But this kingdom is unlike any other in the history of the world. It is an eternal kingdom. It is a sacrificial kingdom. It is a suffering kingdom. It is a triumphal kingdom that truly changes everything.

Father, thank You for calling me to be a part of Your kingdom. Help me to live by Your kingdom principles, showing love, grace and mercy; extending hospitality and compassion to those around me. In Jesus name, Amen.

Until next time,


Faith in Jesus Part 62: “Your Faith has Made You Well” Luke 17:11-19

Now on his way to Jerusalem, Jesus traveled along the border between Samaria and Galilee. As he was going into a village, ten men who had leprosy met him. They stood at a distance and called out in a loud voice, “Jesus, Master, have pity on us!”

 When he saw them, he said, “Go, show yourselves to the priests.” And as they went, they were cleansed.

 One of them, when he saw he was healed, came back, praising God in a loud voice. He threw himself at Jesus’ feet and thanked him—and he was a Samaritan.

 Jesus asked, “Were not all ten cleansed? Where are the other nine? Has no one returned to give praise to God except this foreigner?” Then he said to him, “Rise and go; your faith has made you well.”

Leprosy is a nasty disease. Leprosy typically first appears as patches of discolored skin with a loss of sensation at the affected area. When nerves in the arm are affected, small muscles become paralyzed, leading to curling of the fingers. In the legs, the patient may lose sensation in the feet. Unable to feel pain, the patient may suffer deformation of his or her feet as a result of continued injury and infection. If the facial nerves are affected, a person may lose the blinking reflex of the eye, which can lead to dryness, ulceration, and ultimately blindness. Bacilli at the mucous lining of the nose can cause internal damage and scarring which, in time, causes the nose to collapse.

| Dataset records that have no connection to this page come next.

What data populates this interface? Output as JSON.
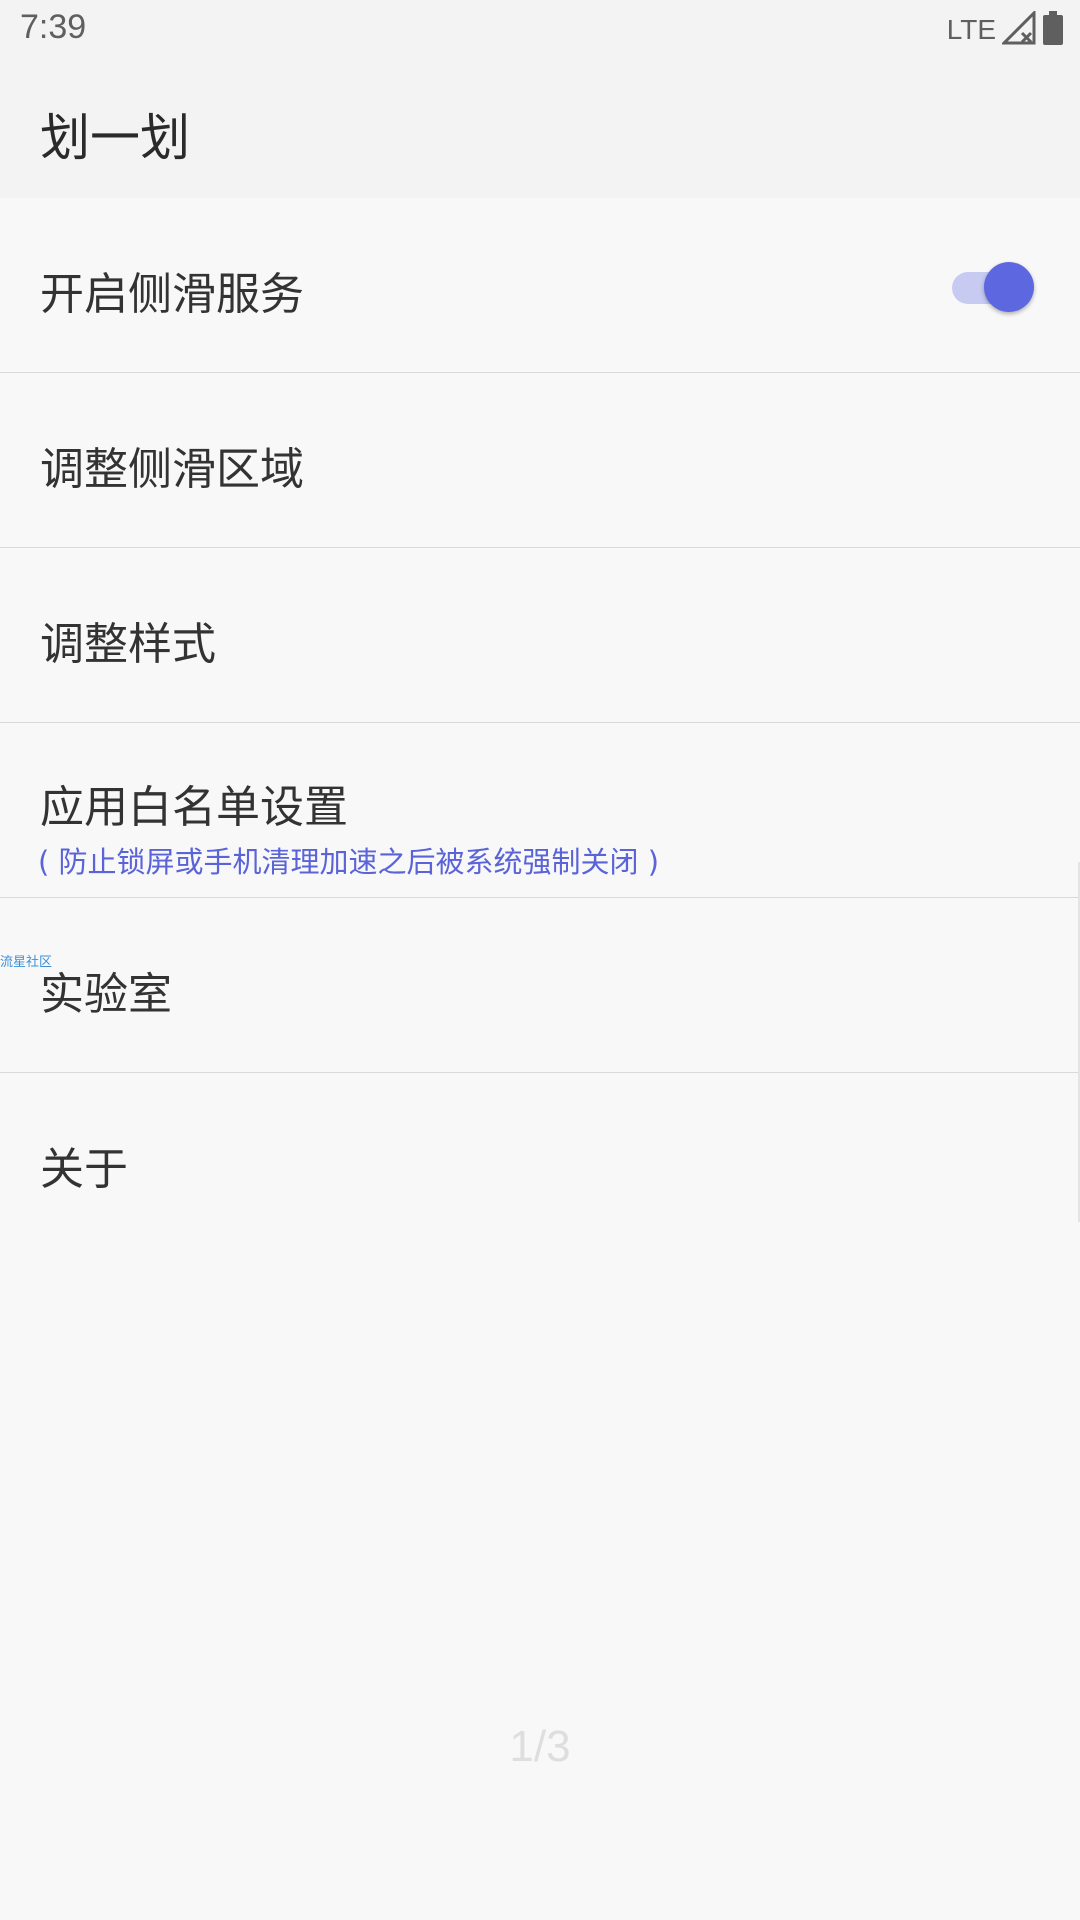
{
  "status_bar": {
    "time": "7:39",
    "network": "LTE",
    "icons": [
      "signal-no-service-icon",
      "battery-icon"
    ]
  },
  "app_bar": {
    "title": "划一划"
  },
  "settings": {
    "items": [
      {
        "label": "开启侧滑服务",
        "toggle": true
      },
      {
        "label": "调整侧滑区域"
      },
      {
        "label": "调整样式"
      },
      {
        "label": "应用白名单设置",
        "sub": "( 防止锁屏或手机清理加速之后被系统强制关闭 )"
      },
      {
        "label": "实验室"
      },
      {
        "label": "关于"
      }
    ]
  },
  "watermark": "流星社区",
  "pager": "1/3",
  "colors": {
    "accent": "#5d68e0",
    "toggle_track": "#c7cbf2",
    "sub_text": "#5a64d8",
    "background": "#f8f8f8",
    "bar_background": "#f3f3f3"
  }
}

People who were lepers were forced away from their families and often lived together in colonies. In a leper colony, there were no class or race divisions, as is seen in this story when ten lepers approach Jesus. One is a Samaritan, but the other nine, Jews, didn’t seem to be concerned about the guy’s nationality. 

These ten lepers cry out to Jesus for pity. And Jesus does what only Jesus can do, he speaks and heals them. He tells them to go the priest to be declared clean. On the way, they are all healed, but only the Samaritan comes back to thank Him. Why?

It could be that the nine, once they found they were healed, reverted back to their Jewish customs. Or it could be they were overcome with happiness that they displaced a priority to be grateful. We really don’t know. But it is clear, once again, that Jesus is showing that a Samaritan often has more gratitude for a gift from God than a Jew did. Maybe the Jews expected the healing, feeling it was something they deserved. 

The Samaritan comes back to thank Jesus. And Jesus tells him, “Go for your faith has healed you.” But the other nine were healed as well, right? Maybe the Samaritan’s healing was more than just a physical one. Maybe he was healed from the inside out as well. Something that the Jews needed too but didn’t recognize it.

Something that we, too, need. Whatever it is that ails you, whether it be physical sickness or spiritual maladies, take them to Jesus. And show gratitude.

Lord, you know how sick in spirit I was before I came to you. That even remains to some degree to this day. But you have healed me from my sin. You also know about my constant battle with Bipolar, but you are there each and every day, providing healing and comfort. Thank you, Lord.

Until next time,